Helping someone is not the same as thinking for them
Those of us who are managers or parents or simply one of life’s ‘rescuers’ need to constantly remind ourselves that helping someone is not the same as thinking for them. Our tendency is to go rushing in and offer a solution, even if it does save us time in the short-term. We may think we are being selfless, but (as I talk about here) there may in fact be a latent payoff we’re not quite admitting to: we get to take control and get ‘recognised’ as superior. And when we do this, Kline notes, we infantilise and disempower – it all becomes about us and our egos.
And yet. (In defence of finishing someone’s sentence once in a while)

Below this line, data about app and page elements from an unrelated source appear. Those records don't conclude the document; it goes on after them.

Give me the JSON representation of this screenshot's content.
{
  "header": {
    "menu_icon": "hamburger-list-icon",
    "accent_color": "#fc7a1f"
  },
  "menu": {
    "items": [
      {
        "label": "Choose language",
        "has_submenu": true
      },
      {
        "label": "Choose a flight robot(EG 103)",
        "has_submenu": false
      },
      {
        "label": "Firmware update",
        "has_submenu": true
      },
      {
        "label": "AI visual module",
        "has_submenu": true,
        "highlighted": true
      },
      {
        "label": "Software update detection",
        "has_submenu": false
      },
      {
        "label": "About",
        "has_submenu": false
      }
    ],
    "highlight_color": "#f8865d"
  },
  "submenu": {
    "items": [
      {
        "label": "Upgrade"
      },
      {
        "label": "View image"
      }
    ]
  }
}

While Kline’s ideas are invaluable in helping me reflect on how I listen (if I listen) I can’t help looking at some of her lists of ‘Bad Things We Do’ when we interact with others, and wonder if it’s all quite that black and white. Let’s take two major misdemeanours – interrupting and finishing someone’s sentence. On the face of it, both these offences seem straight up and down bad. I only have to cast my mind back a pretty short distance before I remember a few infractions of my own – and I wince.
But I know I have friends and colleagues who do this too – and have done it to me. On occasion it can be infuriating – in a business meeting where everyone competes for air time, for example. But there are other times when I feel affirmed by it. Last weekend we had friends over, and I think we spent nearly the entire afternoon yakking, laughing, interjecting, talking over each other, arguing, and then laughing some more. (Safe to say, none of us are introverts, and if one of us had been, it likely would have been a nightmarish experience). From the outside, the dynamic would have looked chaotic, been very loud, and violated every rule in the ‘take turns and listen with full rapt and respectful attention’ book. But there are times when the fact that someone has finished my thought, or interjected to share a story, means I feel connected and aligned to that person – not silenced by them.
Of course – context is everything. Finishing someone’s thought to show “I hear you. I am with you. I think that way too” as opposed to “Right. Let’s wrap this up more efficiently, shall we? My turn now” are two very different things, but there’s often a pretty fine line between them. And even though we may intend the former, this might not translate into how we’re received. This is something emphasised by sociolinguists like Deborah Tannen: what we perceive as a interruption could well be a case of a different conversational style or rhythm. So telling someone ‘don’t interrupt’ is relatively useless advice; instead we need to be aware of different styles and how our own style may impact others.
And by the same token, we need to be aware of how we listen (or not) so when the time calls for us to turn off the motor and pay attention, we’re ready and able.